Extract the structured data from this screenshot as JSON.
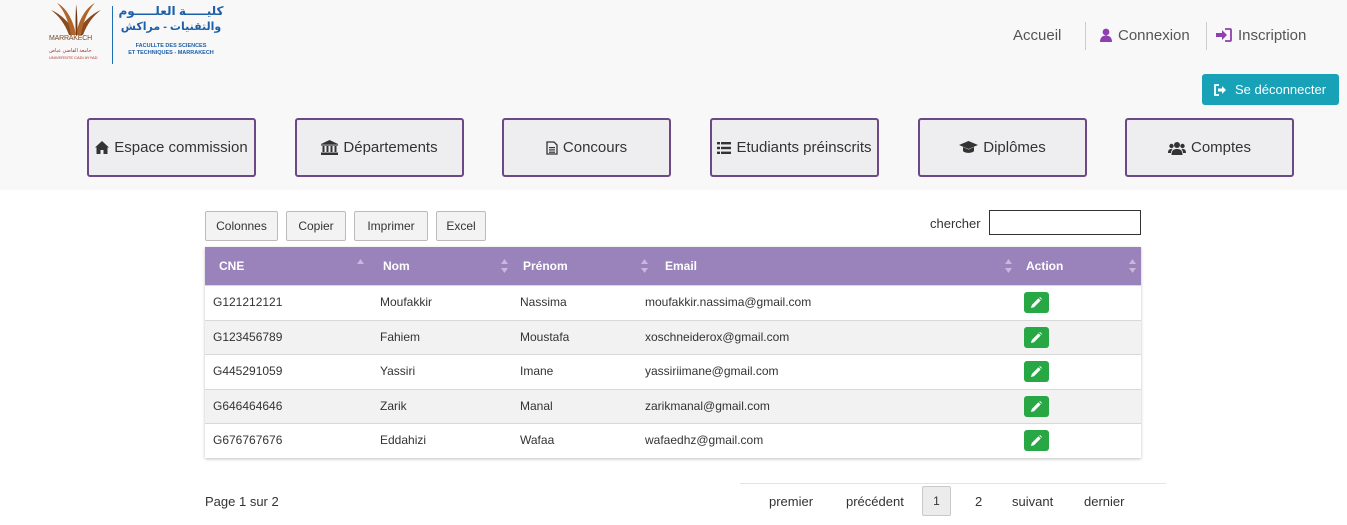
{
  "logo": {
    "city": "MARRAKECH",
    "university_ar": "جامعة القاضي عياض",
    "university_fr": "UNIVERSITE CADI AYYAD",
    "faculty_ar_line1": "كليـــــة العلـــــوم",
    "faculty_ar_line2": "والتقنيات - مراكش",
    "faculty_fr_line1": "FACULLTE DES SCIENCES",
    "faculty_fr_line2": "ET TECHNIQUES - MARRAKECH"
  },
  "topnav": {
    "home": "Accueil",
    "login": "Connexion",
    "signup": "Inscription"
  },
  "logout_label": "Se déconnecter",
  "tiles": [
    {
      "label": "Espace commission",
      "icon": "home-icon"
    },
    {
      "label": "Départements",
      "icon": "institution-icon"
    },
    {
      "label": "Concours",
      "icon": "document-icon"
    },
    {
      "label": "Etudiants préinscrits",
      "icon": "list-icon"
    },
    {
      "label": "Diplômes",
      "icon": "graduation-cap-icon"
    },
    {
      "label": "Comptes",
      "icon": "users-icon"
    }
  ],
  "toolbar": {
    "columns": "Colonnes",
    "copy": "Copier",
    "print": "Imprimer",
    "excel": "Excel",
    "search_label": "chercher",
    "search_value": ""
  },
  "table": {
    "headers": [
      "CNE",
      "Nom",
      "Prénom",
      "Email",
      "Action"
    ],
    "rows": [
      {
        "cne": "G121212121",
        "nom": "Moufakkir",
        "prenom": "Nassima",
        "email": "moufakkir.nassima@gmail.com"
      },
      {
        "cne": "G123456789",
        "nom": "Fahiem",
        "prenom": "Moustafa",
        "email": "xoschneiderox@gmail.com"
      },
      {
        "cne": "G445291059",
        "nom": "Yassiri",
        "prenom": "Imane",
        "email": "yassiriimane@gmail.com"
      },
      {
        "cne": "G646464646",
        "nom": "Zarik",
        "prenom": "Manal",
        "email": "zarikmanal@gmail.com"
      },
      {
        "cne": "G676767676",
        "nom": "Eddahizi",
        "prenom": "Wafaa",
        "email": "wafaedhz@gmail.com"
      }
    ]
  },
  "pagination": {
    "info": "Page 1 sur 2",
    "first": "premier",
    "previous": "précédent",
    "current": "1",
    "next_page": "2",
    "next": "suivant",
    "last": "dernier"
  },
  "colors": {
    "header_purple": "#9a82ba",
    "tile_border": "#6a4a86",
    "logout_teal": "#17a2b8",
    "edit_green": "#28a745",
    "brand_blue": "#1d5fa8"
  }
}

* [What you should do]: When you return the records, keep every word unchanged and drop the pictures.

* [Answer below]:
Extract the structured data from this screenshot as JSON.
{
  "logo": {
    "city": "MARRAKECH",
    "university_ar": "جامعة القاضي عياض",
    "university_fr": "UNIVERSITE CADI AYYAD",
    "faculty_ar_line1": "كليـــــة العلـــــوم",
    "faculty_ar_line2": "والتقنيات - مراكش",
    "faculty_fr_line1": "FACULLTE DES SCIENCES",
    "faculty_fr_line2": "ET TECHNIQUES - MARRAKECH"
  },
  "topnav": {
    "home": "Accueil",
    "login": "Connexion",
    "signup": "Inscription"
  },
  "logout_label": "Se déconnecter",
  "tiles": [
    {
      "label": "Espace commission",
      "icon": "home-icon"
    },
    {
      "label": "Départements",
      "icon": "institution-icon"
    },
    {
      "label": "Concours",
      "icon": "document-icon"
    },
    {
      "label": "Etudiants préinscrits",
      "icon": "list-icon"
    },
    {
      "label": "Diplômes",
      "icon": "graduation-cap-icon"
    },
    {
      "label": "Comptes",
      "icon": "users-icon"
    }
  ],
  "toolbar": {
    "columns": "Colonnes",
    "copy": "Copier",
    "print": "Imprimer",
    "excel": "Excel",
    "search_label": "chercher",
    "search_value": ""
  },
  "table": {
    "headers": [
      "CNE",
      "Nom",
      "Prénom",
      "Email",
      "Action"
    ],
    "rows": [
      {
        "cne": "G121212121",
        "nom": "Moufakkir",
        "prenom": "Nassima",
        "email": "moufakkir.nassima@gmail.com"
      },
      {
        "cne": "G123456789",
        "nom": "Fahiem",
        "prenom": "Moustafa",
        "email": "xoschneiderox@gmail.com"
      },
      {
        "cne": "G445291059",
        "nom": "Yassiri",
        "prenom": "Imane",
        "email": "yassiriimane@gmail.com"
      },
      {
        "cne": "G646464646",
        "nom": "Zarik",
        "prenom": "Manal",
        "email": "zarikmanal@gmail.com"
      },
      {
        "cne": "G676767676",
        "nom": "Eddahizi",
        "prenom": "Wafaa",
        "email": "wafaedhz@gmail.com"
      }
    ]
  },
  "pagination": {
    "info": "Page 1 sur 2",
    "first": "premier",
    "previous": "précédent",
    "current": "1",
    "next_page": "2",
    "next": "suivant",
    "last": "dernier"
  },
  "colors": {
    "header_purple": "#9a82ba",
    "tile_border": "#6a4a86",
    "logout_teal": "#17a2b8",
    "edit_green": "#28a745",
    "brand_blue": "#1d5fa8"
  }
}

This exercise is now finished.